▶ **Data for analysis**
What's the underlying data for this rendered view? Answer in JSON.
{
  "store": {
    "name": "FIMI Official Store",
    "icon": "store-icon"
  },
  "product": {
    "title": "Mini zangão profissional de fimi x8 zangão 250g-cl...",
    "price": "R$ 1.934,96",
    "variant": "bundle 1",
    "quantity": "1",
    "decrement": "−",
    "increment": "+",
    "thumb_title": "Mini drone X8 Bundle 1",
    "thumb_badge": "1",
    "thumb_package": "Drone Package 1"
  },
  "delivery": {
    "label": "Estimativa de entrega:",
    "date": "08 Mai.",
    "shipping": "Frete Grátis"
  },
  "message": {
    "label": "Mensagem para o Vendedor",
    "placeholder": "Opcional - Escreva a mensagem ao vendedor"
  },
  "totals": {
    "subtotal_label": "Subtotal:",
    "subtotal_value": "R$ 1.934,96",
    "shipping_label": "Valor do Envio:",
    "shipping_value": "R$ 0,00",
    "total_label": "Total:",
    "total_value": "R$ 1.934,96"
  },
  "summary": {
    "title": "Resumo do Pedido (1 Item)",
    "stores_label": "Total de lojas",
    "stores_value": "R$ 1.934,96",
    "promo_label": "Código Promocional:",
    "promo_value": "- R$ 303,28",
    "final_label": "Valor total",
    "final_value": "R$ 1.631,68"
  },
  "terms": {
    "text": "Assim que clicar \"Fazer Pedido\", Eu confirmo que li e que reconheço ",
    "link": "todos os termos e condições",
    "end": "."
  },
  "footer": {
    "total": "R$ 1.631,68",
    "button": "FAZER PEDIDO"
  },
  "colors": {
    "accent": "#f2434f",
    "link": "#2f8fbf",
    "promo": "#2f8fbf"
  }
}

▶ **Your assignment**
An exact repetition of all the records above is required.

▶ **Answer space**
What's the underlying data for this rendered view? Answer in JSON.
{
  "store": {
    "name": "FIMI Official Store",
    "icon": "store-icon"
  },
  "product": {
    "title": "Mini zangão profissional de fimi x8 zangão 250g-cl...",
    "price": "R$ 1.934,96",
    "variant": "bundle 1",
    "quantity": "1",
    "decrement": "−",
    "increment": "+",
    "thumb_title": "Mini drone X8 Bundle 1",
    "thumb_badge": "1",
    "thumb_package": "Drone Package 1"
  },
  "delivery": {
    "label": "Estimativa de entrega:",
    "date": "08 Mai.",
    "shipping": "Frete Grátis"
  },
  "message": {
    "label": "Mensagem para o Vendedor",
    "placeholder": "Opcional - Escreva a mensagem ao vendedor"
  },
  "totals": {
    "subtotal_label": "Subtotal:",
    "subtotal_value": "R$ 1.934,96",
    "shipping_label": "Valor do Envio:",
    "shipping_value": "R$ 0,00",
    "total_label": "Total:",
    "total_value": "R$ 1.934,96"
  },
  "summary": {
    "title": "Resumo do Pedido (1 Item)",
    "stores_label": "Total de lojas",
    "stores_value": "R$ 1.934,96",
    "promo_label": "Código Promocional:",
    "promo_value": "- R$ 303,28",
    "final_label": "Valor total",
    "final_value": "R$ 1.631,68"
  },
  "terms": {
    "text": "Assim que clicar \"Fazer Pedido\", Eu confirmo que li e que reconheço ",
    "link": "todos os termos e condições",
    "end": "."
  },
  "footer": {
    "total": "R$ 1.631,68",
    "button": "FAZER PEDIDO"
  },
  "colors": {
    "accent": "#f2434f",
    "link": "#2f8fbf",
    "promo": "#2f8fbf"
  }
}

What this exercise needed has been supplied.